What lines in this listing contain the string "Shop"? Report each one by copying it.

-- Opening Marker --

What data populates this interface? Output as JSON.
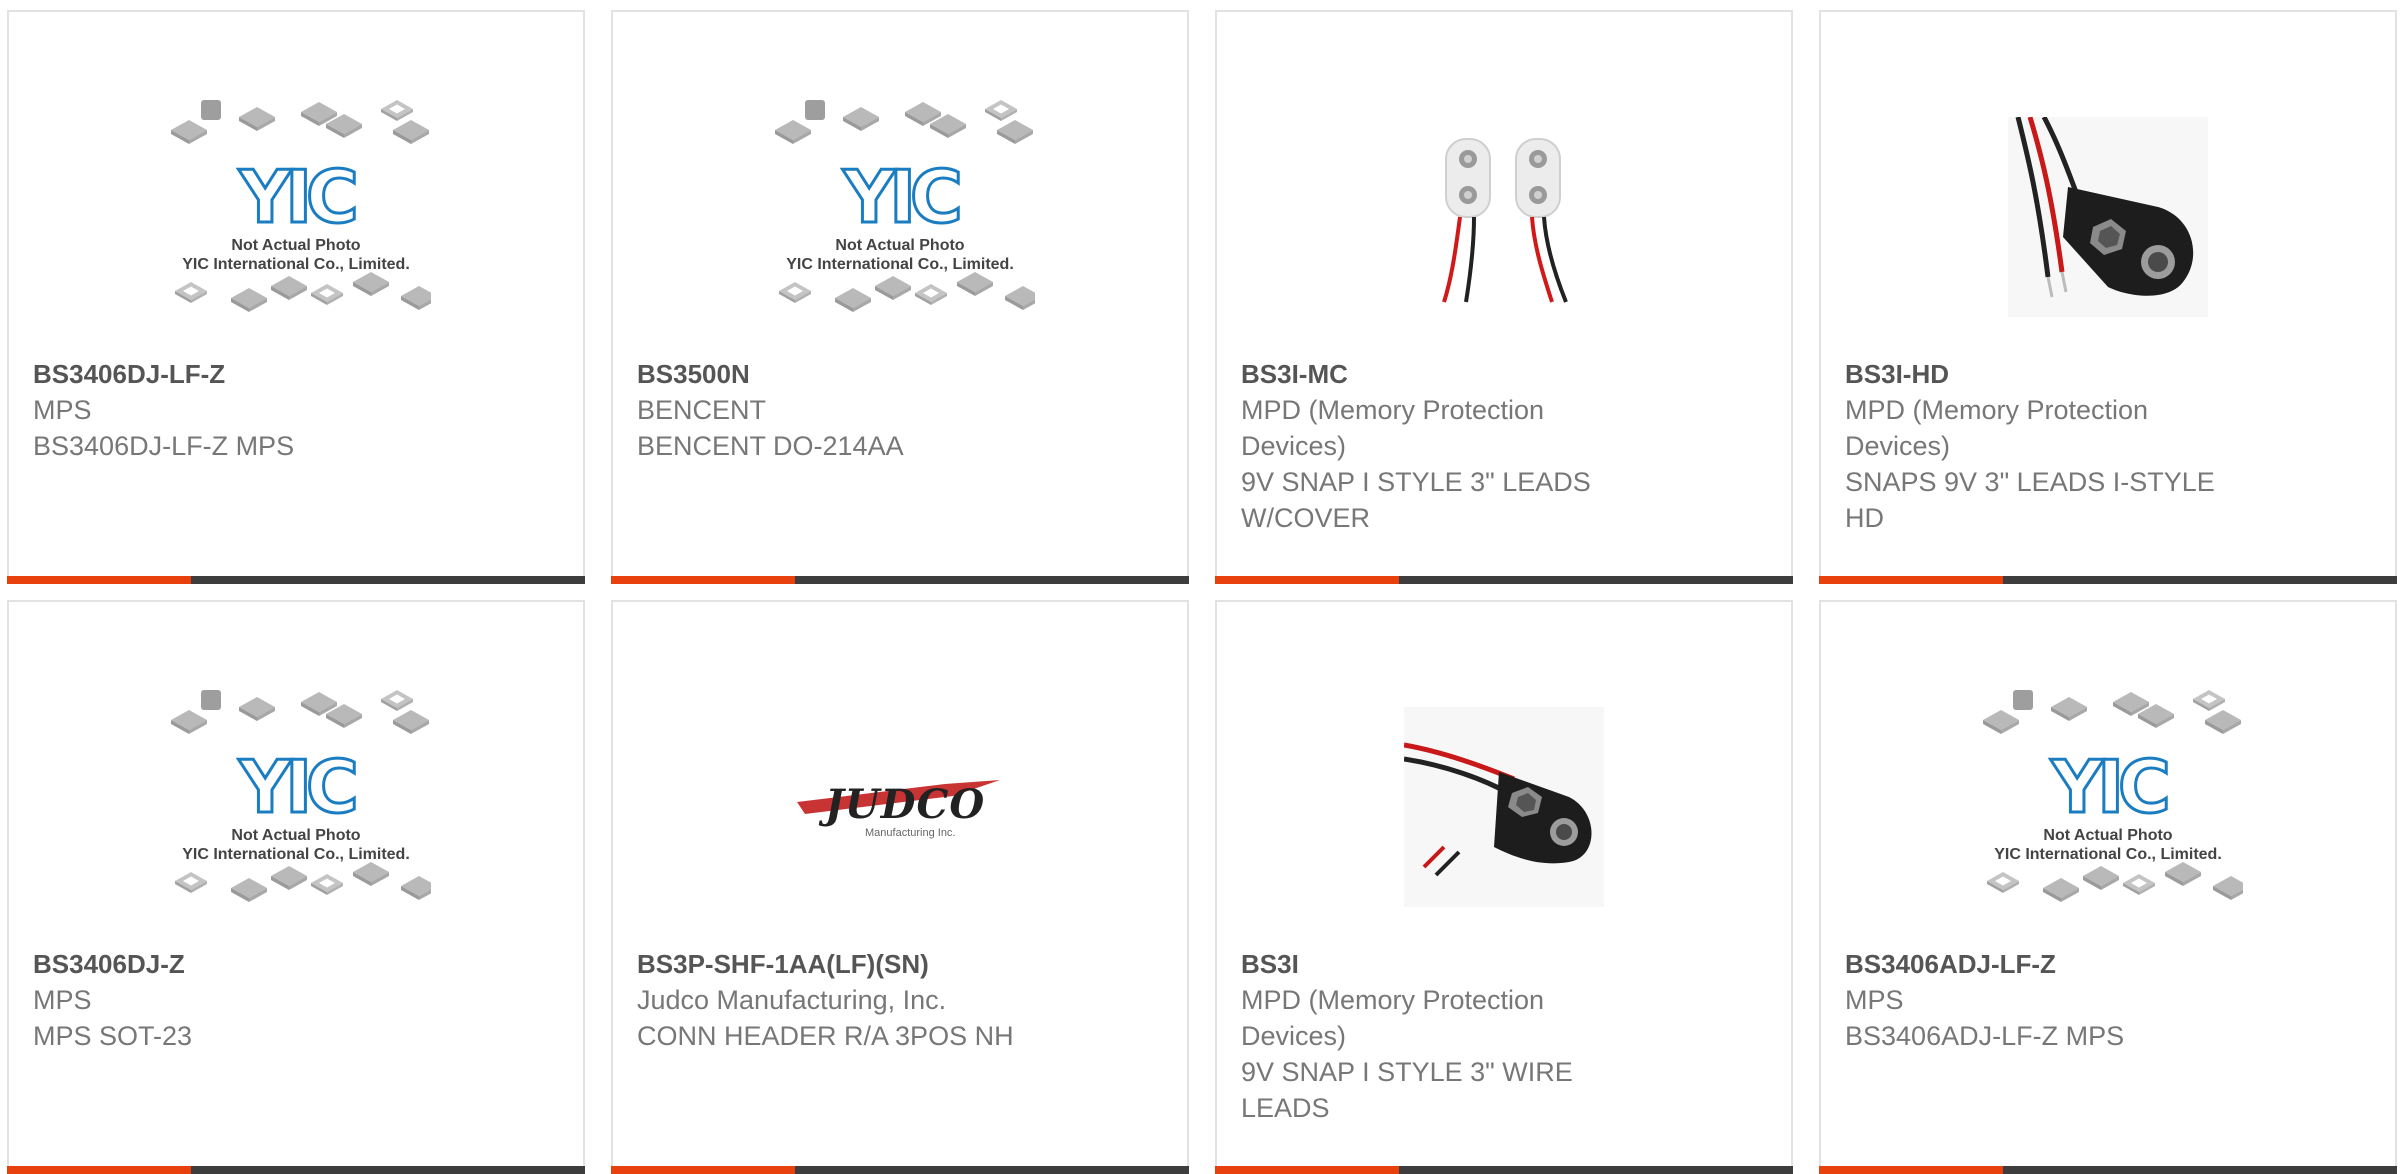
{
  "products": [
    {
      "part_number": "BS3406DJ-LF-Z",
      "manufacturer": "MPS",
      "description": "BS3406DJ-LF-Z MPS",
      "image": "yic-placeholder-icon"
    },
    {
      "part_number": "BS3500N",
      "manufacturer": "BENCENT",
      "description": "BENCENT DO-214AA",
      "image": "yic-placeholder-icon"
    },
    {
      "part_number": "BS3I-MC",
      "manufacturer": "MPD (Memory Protection Devices)",
      "description": "9V SNAP I STYLE 3\" LEADS W/COVER",
      "image": "battery-snap-pair-icon"
    },
    {
      "part_number": "BS3I-HD",
      "manufacturer": "MPD (Memory Protection Devices)",
      "description": "SNAPS 9V 3\" LEADS I-STYLE HD",
      "image": "battery-snap-hd-icon"
    },
    {
      "part_number": "BS3406DJ-Z",
      "manufacturer": "MPS",
      "description": "MPS SOT-23",
      "image": "yic-placeholder-icon"
    },
    {
      "part_number": "BS3P-SHF-1AA(LF)(SN)",
      "manufacturer": "Judco Manufacturing, Inc.",
      "description": "CONN HEADER R/A 3POS NH",
      "image": "judco-logo-icon"
    },
    {
      "part_number": "BS3I",
      "manufacturer": "MPD (Memory Protection Devices)",
      "description": "9V SNAP I STYLE 3\" WIRE LEADS",
      "image": "battery-snap-icon"
    },
    {
      "part_number": "BS3406ADJ-LF-Z",
      "manufacturer": "MPS",
      "description": "BS3406ADJ-LF-Z MPS",
      "image": "yic-placeholder-icon"
    }
  ],
  "placeholder": {
    "logo": "YIC",
    "line1": "Not Actual Photo",
    "line2": "YIC International Co., Limited."
  },
  "judco": {
    "logo": "JUDCO",
    "tagline": "Manufacturing Inc."
  },
  "colors": {
    "accent": "#e8410e",
    "bar": "#3d3d3d",
    "border": "#e2e2e2",
    "part_number": "#555555",
    "text": "#777777",
    "yic_blue": "#1a7cc1"
  }
}
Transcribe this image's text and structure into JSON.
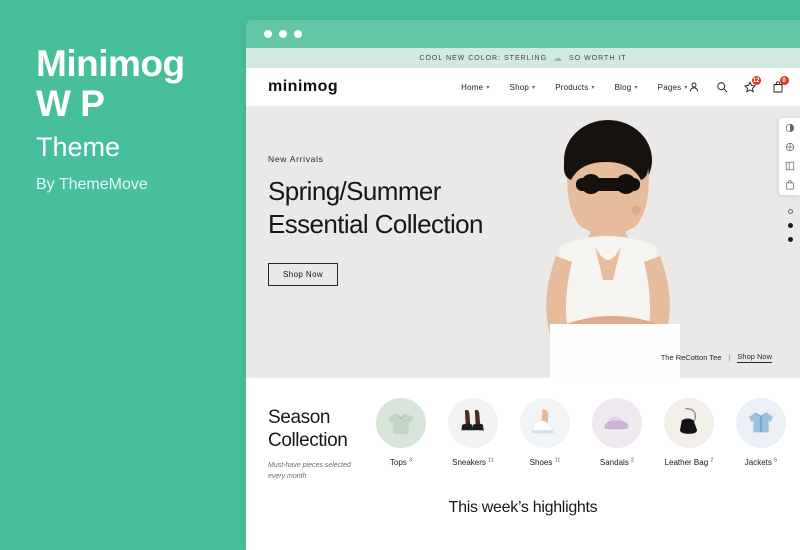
{
  "promo": {
    "title_line1": "Minimog",
    "title_line2": "W P",
    "subtitle": "Theme",
    "author": "By ThemeMove",
    "bg_color": "#48bf9b"
  },
  "mobile_preview": {
    "announcement": "COOL NEW COLOR: STERLING",
    "announcement_tail": "SO",
    "add_label": "+",
    "logo": "minimog",
    "cart_badge": "0",
    "eyebrow": "New Arrivals",
    "headline": "Spring/Summer Essential",
    "slider_dots": 3,
    "active_dot": 1
  },
  "browser": {
    "announcement": "COOL NEW COLOR: STERLING",
    "announcement_tail": "SO WORTH IT",
    "logo": "minimog",
    "menu": [
      {
        "label": "Home"
      },
      {
        "label": "Shop"
      },
      {
        "label": "Products"
      },
      {
        "label": "Blog"
      },
      {
        "label": "Pages"
      }
    ],
    "wishlist_badge": "12",
    "cart_badge": "0",
    "hero": {
      "eyebrow": "New Arrivals",
      "headline_line1": "Spring/Summer",
      "headline_line2": "Essential Collection",
      "cta": "Shop Now",
      "caption_product": "The ReCotton Tee",
      "caption_sep": "|",
      "caption_link": "Shop Now"
    },
    "season": {
      "title_line1": "Season",
      "title_line2": "Collection",
      "subtitle_line1": "Must-have pieces selected",
      "subtitle_line2": "every month",
      "categories": [
        {
          "name": "Tops",
          "count": "3",
          "color": "#d7e4d9"
        },
        {
          "name": "Sneakers",
          "count": "11",
          "color": "#f2f2f2"
        },
        {
          "name": "Shoes",
          "count": "11",
          "color": "#f1f3f5"
        },
        {
          "name": "Sandals",
          "count": "2",
          "color": "#f0e9f0"
        },
        {
          "name": "Leather Bag",
          "count": "2",
          "color": "#f2efe9"
        },
        {
          "name": "Jackets",
          "count": "5",
          "color": "#eaf0f6"
        }
      ]
    },
    "highlights_title": "This week’s highlights"
  },
  "colors": {
    "brand_teal": "#48bf9b",
    "chrome_teal": "#63c6a6",
    "announce_mint": "#d2e9df",
    "hero_grey": "#eae9e7",
    "badge_red": "#e8322a"
  }
}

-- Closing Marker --

**Problem solution**
        "label": "Shop"
      "cta": "Shop Now",
      "caption_link": "Shop Now"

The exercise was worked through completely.